Stereotyped as a rather eccentric but generous woman who used her wealth to forward the disciplines of anthropology and folklore and the careers of young scholars, Elsie Clews Parsons was an outspoken feminist, pacifist, and social critic. She shocked fellow summer residents of Newport, Rhode Island, by appearing at the exclusive Bailey's Beach prior to World War I without her heavy stockings. She tested the patience and understanding of her devoted husband, Herbert Parsons, through her active involvement in the pacifist resistance to World War I. And she roused wide-spread public criticism with her authorship of a textbook that advocated trial marriage as a means of helping a couple determine whether they were prepared for a lifetime commitment. Rosemary Levy Zumwalt has drawn on Parsons's letters, papers, and books to produce a multifaceted biography of a woman who, in addition to being outspoken in her social and political views, was the foremost female anthropologist of the early twentieth century. Parsons became part of a circle of liberal intellectuals that included Ralph Lippmann, Randolph Bourne, Frances Hackett, Signe Toksvig, Clarence Day, and others involved in starting The New Republic and other publications. She began a correspondence with the famed cultural anthropologist Franz Boas in 1915. Zumwalt shows how their friendship developed into a warm collegiality that was ultimately important for the disciplines of anthropology and folklore. Parsons's fieldwork was done both individually and with such well-known colleagues as Boas, Alfred Louis Kroeber, and Ralph Beals. Indefatigable in her work, Parsons was known for her extraordinary collecting and editing during the 1920s and 1930s. She was also generous with her time and her considerable wealth, both of which she gave freely to those starting to work in the field and those who asked for her assistance. Parsons was a central figure in the professionalization of anthropology, the first woman elected president of the American Anthropological Association, and a president of the American Folklore Society. She did extensive fieldwork among the Pueblo Indians and among blacks in the Carolinas and the Caribbean. The work with which she is most often identified centered on Mexican village complexes and Andean acculturation.They were on the swell of the Progressive Era, a time when many were convinced a positive change could be made in ... a#39;progressivea#39; is what we like, and the word a#39;new, a#39; be it the New Nationalism of Roosevelt, the New Freedom of Wilson, anbsp;...
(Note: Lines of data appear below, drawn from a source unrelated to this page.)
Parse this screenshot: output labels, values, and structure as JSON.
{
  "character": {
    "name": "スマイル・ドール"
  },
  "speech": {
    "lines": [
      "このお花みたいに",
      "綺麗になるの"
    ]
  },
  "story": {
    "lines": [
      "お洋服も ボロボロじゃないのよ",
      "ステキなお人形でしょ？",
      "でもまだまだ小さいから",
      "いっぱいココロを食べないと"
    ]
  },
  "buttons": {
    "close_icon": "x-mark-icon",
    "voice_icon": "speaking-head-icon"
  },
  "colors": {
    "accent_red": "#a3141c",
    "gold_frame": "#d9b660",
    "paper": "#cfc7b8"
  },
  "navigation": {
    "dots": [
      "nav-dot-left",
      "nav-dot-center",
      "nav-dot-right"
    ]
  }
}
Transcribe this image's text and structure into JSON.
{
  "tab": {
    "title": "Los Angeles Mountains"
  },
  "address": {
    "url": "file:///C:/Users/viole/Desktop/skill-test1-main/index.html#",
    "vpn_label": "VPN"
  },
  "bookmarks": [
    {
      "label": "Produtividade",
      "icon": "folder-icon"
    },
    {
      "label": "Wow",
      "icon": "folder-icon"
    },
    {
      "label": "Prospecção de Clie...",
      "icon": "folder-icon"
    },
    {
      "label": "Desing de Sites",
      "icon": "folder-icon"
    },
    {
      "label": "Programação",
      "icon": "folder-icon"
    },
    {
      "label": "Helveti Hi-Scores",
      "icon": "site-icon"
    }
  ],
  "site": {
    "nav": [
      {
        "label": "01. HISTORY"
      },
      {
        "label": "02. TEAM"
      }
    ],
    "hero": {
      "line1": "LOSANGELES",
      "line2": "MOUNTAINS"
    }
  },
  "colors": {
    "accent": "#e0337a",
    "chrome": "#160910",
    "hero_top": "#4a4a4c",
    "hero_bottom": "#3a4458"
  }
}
|Title||:||Wealth and Rebellion|
|Author||:||Rosemary Lévy Zumwalt|
|Publisher||:||University of Illinois Press - 1992|